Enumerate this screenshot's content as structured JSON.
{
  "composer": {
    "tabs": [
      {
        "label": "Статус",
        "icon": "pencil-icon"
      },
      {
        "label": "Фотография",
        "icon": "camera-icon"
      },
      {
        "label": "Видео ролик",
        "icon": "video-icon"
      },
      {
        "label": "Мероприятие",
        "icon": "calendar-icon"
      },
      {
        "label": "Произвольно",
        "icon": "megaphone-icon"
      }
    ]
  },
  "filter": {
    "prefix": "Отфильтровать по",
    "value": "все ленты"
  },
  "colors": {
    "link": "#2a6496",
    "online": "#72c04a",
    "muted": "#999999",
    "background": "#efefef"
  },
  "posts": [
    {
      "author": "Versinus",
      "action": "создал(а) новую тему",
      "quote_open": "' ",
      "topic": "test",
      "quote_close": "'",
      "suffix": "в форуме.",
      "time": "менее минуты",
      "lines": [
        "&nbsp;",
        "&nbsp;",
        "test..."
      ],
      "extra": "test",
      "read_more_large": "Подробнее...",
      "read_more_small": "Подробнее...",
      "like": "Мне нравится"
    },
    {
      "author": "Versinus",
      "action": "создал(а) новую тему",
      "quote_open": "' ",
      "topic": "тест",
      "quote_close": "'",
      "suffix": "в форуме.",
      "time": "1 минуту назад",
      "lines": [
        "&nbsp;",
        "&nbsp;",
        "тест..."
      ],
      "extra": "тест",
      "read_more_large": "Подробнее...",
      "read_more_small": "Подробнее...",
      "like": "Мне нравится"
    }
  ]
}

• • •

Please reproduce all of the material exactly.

Enumerate this screenshot's content as structured JSON.
{
  "composer": {
    "tabs": [
      {
        "label": "Статус",
        "icon": "pencil-icon"
      },
      {
        "label": "Фотография",
        "icon": "camera-icon"
      },
      {
        "label": "Видео ролик",
        "icon": "video-icon"
      },
      {
        "label": "Мероприятие",
        "icon": "calendar-icon"
      },
      {
        "label": "Произвольно",
        "icon": "megaphone-icon"
      }
    ]
  },
  "filter": {
    "prefix": "Отфильтровать по",
    "value": "все ленты"
  },
  "colors": {
    "link": "#2a6496",
    "online": "#72c04a",
    "muted": "#999999",
    "background": "#efefef"
  },
  "posts": [
    {
      "author": "Versinus",
      "action": "создал(а) новую тему",
      "quote_open": "' ",
      "topic": "test",
      "quote_close": "'",
      "suffix": "в форуме.",
      "time": "менее минуты",
      "lines": [
        "&nbsp;",
        "&nbsp;",
        "test..."
      ],
      "extra": "test",
      "read_more_large": "Подробнее...",
      "read_more_small": "Подробнее...",
      "like": "Мне нравится"
    },
    {
      "author": "Versinus",
      "action": "создал(а) новую тему",
      "quote_open": "' ",
      "topic": "тест",
      "quote_close": "'",
      "suffix": "в форуме.",
      "time": "1 минуту назад",
      "lines": [
        "&nbsp;",
        "&nbsp;",
        "тест..."
      ],
      "extra": "тест",
      "read_more_large": "Подробнее...",
      "read_more_small": "Подробнее...",
      "like": "Мне нравится"
    }
  ]
}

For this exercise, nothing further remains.